"The announcement was a way to say that this is a priority for the office," Campos said. "So it's not entirely a public effort; also it's not entirely a private effort. This is the best approach, considering the relationships our office has and the institute has."

The Burns institute is a nonprofit organization "working to transform the notion of what justice means in a country with the history that we share ... through challenging racial hierarchy and the social control of communities of color by the justice sector and other public systems," according to its website.

Bell had told the B.A.R. in August that the form the commission would take would be decided by the beginning of September.

"We pulled together a group of folks — representatives of the community — to decide how we want to go forward," Bell said. "Will it be a commission that hears testimony? Several panels people can listen to? So, we haven't decided on the vehicle."

Bell said that the DA's office reached out to him and Davis.

"The district attorney's office was the entity that was reached out to by the funding source and the office was like 'we're not the most appropriate to do this,' so they reached out to Davis and to Burns, to us," Bell said. "Chesa was like 'we are interested in this but we aren't the folks to do this.' When Chesa got this he said it should be done by somebody else."

Bell said that the planning meetings are not covered by the Brown Act because "we are not an official city body in any way," but that commission meetings will be public. Once the format of the commission is determined, members will be selected, Bell said.

Bell did not know the projected end-date of the commission.

Graduate paper published

Public records from the DA's office requested by local gay activist Michael Petrelis stated in a July 9 email that a group of graduate students at Berkeley Law's international human rights clinic "provided research assistance on the formation of [truth, justice and reconciliation commissions] generally, both domestically and internationally. The clinic's students are in the process of finalizing a 200-page white paper based on their research which will be published this fall and will serve to guide the work of the TJRC's design team, as well as the formation of other TJRCs across the country."

(Petrelis said he only received answers from the DA's office after showing up with a bullhorn to an event where Boudin was speaking in person.)

This email describes Hurtado as the liaison to the students, and Bell referred the B.A.R. to Hurtado for questions about the graduate students' work.

From Bell's understanding a month later, this paper relates to "the history of the Black community with law enforcement."

"I don't know that the focus is going to be police misconduct and Black people," Bell said.

Hurtado confirmed in August that the paper "relates to the Black community and the police in S.F."

Finally, on October 4, the San Francisco DA office's Twitter account announced the publication of the paper, titled "Forming a San Francisco Truth Commission" — 15 months after that initial press announcement about the formation of the commission.

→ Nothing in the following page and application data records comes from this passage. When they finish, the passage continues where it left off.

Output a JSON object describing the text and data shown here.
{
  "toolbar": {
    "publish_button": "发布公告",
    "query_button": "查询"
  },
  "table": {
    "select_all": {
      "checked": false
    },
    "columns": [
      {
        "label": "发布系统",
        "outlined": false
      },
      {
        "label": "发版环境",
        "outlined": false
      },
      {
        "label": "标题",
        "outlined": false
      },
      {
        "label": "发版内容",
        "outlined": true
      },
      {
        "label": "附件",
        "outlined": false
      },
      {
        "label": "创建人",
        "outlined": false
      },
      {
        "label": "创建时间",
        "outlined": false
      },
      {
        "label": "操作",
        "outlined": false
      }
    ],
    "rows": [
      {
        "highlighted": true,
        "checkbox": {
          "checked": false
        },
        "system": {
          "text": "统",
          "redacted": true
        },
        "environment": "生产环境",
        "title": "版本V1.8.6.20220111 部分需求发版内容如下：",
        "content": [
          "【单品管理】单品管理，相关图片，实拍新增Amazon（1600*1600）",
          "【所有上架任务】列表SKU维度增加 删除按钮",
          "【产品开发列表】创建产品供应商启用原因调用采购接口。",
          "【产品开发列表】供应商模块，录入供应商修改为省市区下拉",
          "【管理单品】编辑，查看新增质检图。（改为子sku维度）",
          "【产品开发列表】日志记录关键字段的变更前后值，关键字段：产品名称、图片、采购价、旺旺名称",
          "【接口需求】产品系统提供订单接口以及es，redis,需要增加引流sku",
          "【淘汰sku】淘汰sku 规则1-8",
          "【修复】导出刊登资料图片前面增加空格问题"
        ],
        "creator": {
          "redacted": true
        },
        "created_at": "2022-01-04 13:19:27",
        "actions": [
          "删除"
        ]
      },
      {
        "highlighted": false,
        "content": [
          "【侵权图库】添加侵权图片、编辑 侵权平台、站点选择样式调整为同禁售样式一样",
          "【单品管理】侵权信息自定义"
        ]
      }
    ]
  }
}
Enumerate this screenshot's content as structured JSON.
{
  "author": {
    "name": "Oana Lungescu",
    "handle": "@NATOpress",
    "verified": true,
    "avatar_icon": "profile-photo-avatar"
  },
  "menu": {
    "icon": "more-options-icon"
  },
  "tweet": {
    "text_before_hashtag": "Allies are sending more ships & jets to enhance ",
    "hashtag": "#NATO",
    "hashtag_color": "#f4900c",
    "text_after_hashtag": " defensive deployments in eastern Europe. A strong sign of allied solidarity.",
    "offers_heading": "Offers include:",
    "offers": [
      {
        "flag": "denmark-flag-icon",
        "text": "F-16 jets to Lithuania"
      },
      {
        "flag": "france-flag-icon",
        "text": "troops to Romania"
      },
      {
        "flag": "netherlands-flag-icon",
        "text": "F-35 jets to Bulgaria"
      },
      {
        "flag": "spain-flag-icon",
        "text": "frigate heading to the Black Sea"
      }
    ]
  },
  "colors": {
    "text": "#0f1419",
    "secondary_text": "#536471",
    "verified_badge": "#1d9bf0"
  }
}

"This working paper represents a small step toward shaping a truth commission addressing police violence in San Francisco," the 105-page document states. "The authors hope that it helps support ongoing dialogue; invites further reflection, research, and analysis; and contributes to meaningful societal change in San Francisco."

Help keep the Bay Area Reporter going in these tough times. To support local, independent, LGBTQ journalism, consider becoming a BAR member.